You can view it here (in PDF format):

2008-09 Winter Emergency Preparedness Planning and Safety Reminders

We have just a few copies of the brochure left. If you are a district resident but did not receive your copy, you are welcome to email us with your name and snail mail address and we will send you one (subject to current availability).

Printing Notes: This small brochure is formatted for printing in "landscape" layout and on two sides of 8-and-1/2 by 11-inch paper, for a total of two double-sided pages that can then be folded at the centers. The material on Road Preparation (pages 2 and 3) and General Home Safety Reminders (pages 7 and 8) should go together when reading. Pages 4 and 5, with the Emergency Preparedness Checklist, should be placed in the center.

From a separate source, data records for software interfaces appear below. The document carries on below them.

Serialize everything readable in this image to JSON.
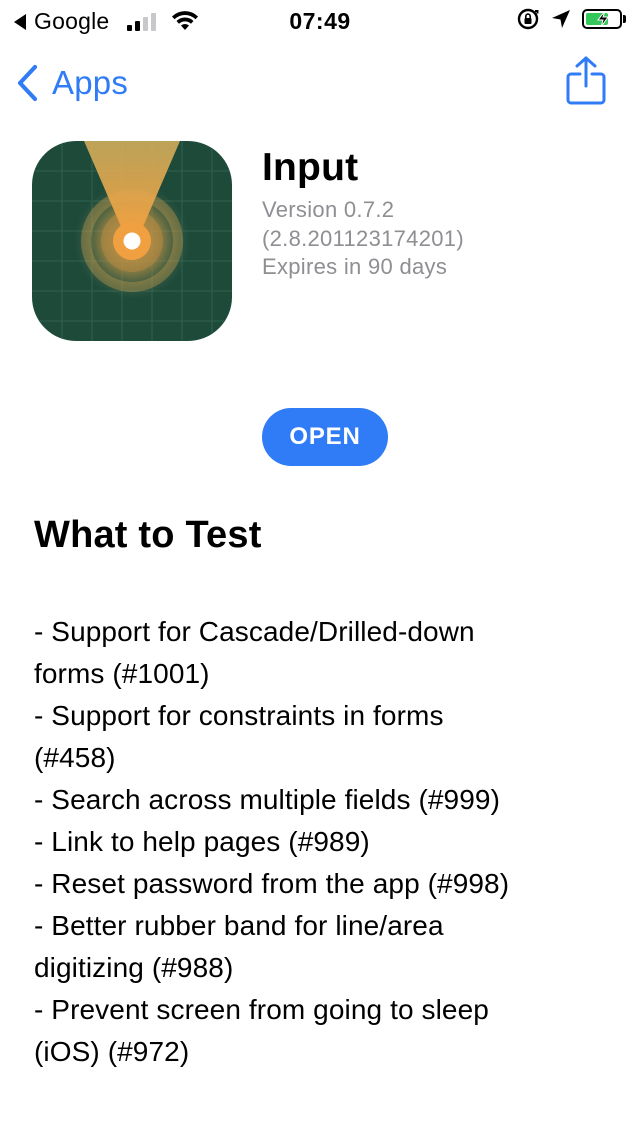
{
  "status_bar": {
    "back_app": "Google",
    "time": "07:49"
  },
  "nav": {
    "back_label": "Apps"
  },
  "app": {
    "name": "Input",
    "version": "Version 0.7.2",
    "build": "(2.8.201123174201)",
    "expires": "Expires in 90 days",
    "open_label": "OPEN"
  },
  "what_to_test": {
    "title": "What to Test",
    "lines": [
      "- Support for Cascade/Drilled-down",
      "forms (#1001)",
      "- Support for constraints in forms",
      "(#458)",
      "- Search across multiple fields (#999)",
      "- Link to help pages (#989)",
      "- Reset password from the app (#998)",
      "- Better rubber band for line/area",
      "digitizing (#988)",
      "- Prevent screen from going to sleep",
      "(iOS) (#972)"
    ]
  },
  "colors": {
    "accent": "#2f7cf6",
    "secondary_text": "#8e8e93",
    "battery_charge": "#34c759",
    "icon_bg": "#1e4a3a",
    "icon_glow": "#f0a040"
  },
  "icons": {
    "back": "chevron-left-icon",
    "share": "share-icon",
    "app": "input-app-icon"
  }
}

To print for this result, on the first sheet of paper, make sure that Page 2 (where Preparedness on the Road begins) prints on the reverse of Page 1 (with the cover graphic); Page 7 (the rest of General Home Safety Reminders) will then be on the reverse of Page 8 (the mail address page). On the second sheet, Page 3 (the rest of Preparedness on the Road, starting with "Before Winter travel...") will need to be on the reverse of Page 4 (the beginning of the Checklist), while Page 6 (the beginning of General Winter Home Safety Reminders) prints on the reverse of Page 5 (the rest of the Checklist).

Quick Links to References mentioned in this brochure:

For current road conditions: www.wrh.noaa.gov/mfr/roads/index.php.

Cell phone and PDA users can also go to: www.TripCheck.com/mobile.

For more Winter Emergency Preparedness Information, see the American Red Cross website, at: www.redcross.org/services/disaster. In particular, review the sections under Disaster Services on Disaster Safety, Prepare for Disasters, Winter Storm, Prepare at Home, and Emergency Preparedness Kits, where you can plan your own customized emergency kit.

For more info on Stoves and Flue Fires, see the National Fire Protection Association's website at: www.nfpa.org.